_YOUR TASK_.
Search the records for "Shift" and copy each line that holds it.

_STORED DATA_.
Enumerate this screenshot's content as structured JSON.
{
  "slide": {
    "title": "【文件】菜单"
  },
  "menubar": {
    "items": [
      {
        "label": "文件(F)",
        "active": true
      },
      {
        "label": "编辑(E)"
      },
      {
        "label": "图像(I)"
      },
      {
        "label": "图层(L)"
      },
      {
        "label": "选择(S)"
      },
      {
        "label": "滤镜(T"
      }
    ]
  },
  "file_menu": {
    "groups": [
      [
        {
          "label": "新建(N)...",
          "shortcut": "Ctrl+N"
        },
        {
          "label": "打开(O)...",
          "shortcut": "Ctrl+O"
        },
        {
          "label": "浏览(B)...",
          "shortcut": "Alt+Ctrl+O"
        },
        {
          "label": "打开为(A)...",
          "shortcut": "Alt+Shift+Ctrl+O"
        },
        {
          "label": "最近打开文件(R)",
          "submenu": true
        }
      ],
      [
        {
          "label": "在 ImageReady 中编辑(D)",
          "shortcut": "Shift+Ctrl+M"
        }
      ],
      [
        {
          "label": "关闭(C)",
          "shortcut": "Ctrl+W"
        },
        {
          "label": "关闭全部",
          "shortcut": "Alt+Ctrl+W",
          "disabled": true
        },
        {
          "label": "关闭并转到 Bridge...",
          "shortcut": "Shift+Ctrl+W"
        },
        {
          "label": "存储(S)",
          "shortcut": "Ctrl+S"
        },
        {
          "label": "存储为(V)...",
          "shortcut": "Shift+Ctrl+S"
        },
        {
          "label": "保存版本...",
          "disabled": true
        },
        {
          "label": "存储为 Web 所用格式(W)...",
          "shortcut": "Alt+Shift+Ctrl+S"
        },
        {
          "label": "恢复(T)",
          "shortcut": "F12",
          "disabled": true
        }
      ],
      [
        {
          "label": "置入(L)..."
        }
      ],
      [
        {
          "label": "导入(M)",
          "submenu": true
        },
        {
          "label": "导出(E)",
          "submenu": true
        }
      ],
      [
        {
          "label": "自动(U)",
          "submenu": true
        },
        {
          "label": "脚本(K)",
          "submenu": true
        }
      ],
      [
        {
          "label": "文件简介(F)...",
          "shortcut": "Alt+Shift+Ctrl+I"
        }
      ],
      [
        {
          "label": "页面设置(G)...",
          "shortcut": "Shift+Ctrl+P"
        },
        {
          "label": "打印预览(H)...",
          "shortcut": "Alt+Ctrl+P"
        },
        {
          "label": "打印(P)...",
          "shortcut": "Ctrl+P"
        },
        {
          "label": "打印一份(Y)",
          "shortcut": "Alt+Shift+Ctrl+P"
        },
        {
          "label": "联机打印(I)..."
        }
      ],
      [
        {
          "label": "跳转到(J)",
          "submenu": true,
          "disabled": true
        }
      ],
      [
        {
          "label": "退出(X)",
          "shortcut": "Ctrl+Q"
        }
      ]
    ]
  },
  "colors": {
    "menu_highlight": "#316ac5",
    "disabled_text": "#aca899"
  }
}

_SOLUTION FOR THIS EXERCISE_.
          "shortcut": "Alt+Shift+Ctrl+O"
          "shortcut": "Shift+Ctrl+M"
          "shortcut": "Shift+Ctrl+W"
          "shortcut": "Shift+Ctrl+S"
          "shortcut": "Alt+Shift+Ctrl+S"
          "shortcut": "Alt+Shift+Ctrl+I"
          "shortcut": "Shift+Ctrl+P"
          "shortcut": "Alt+Shift+Ctrl+P"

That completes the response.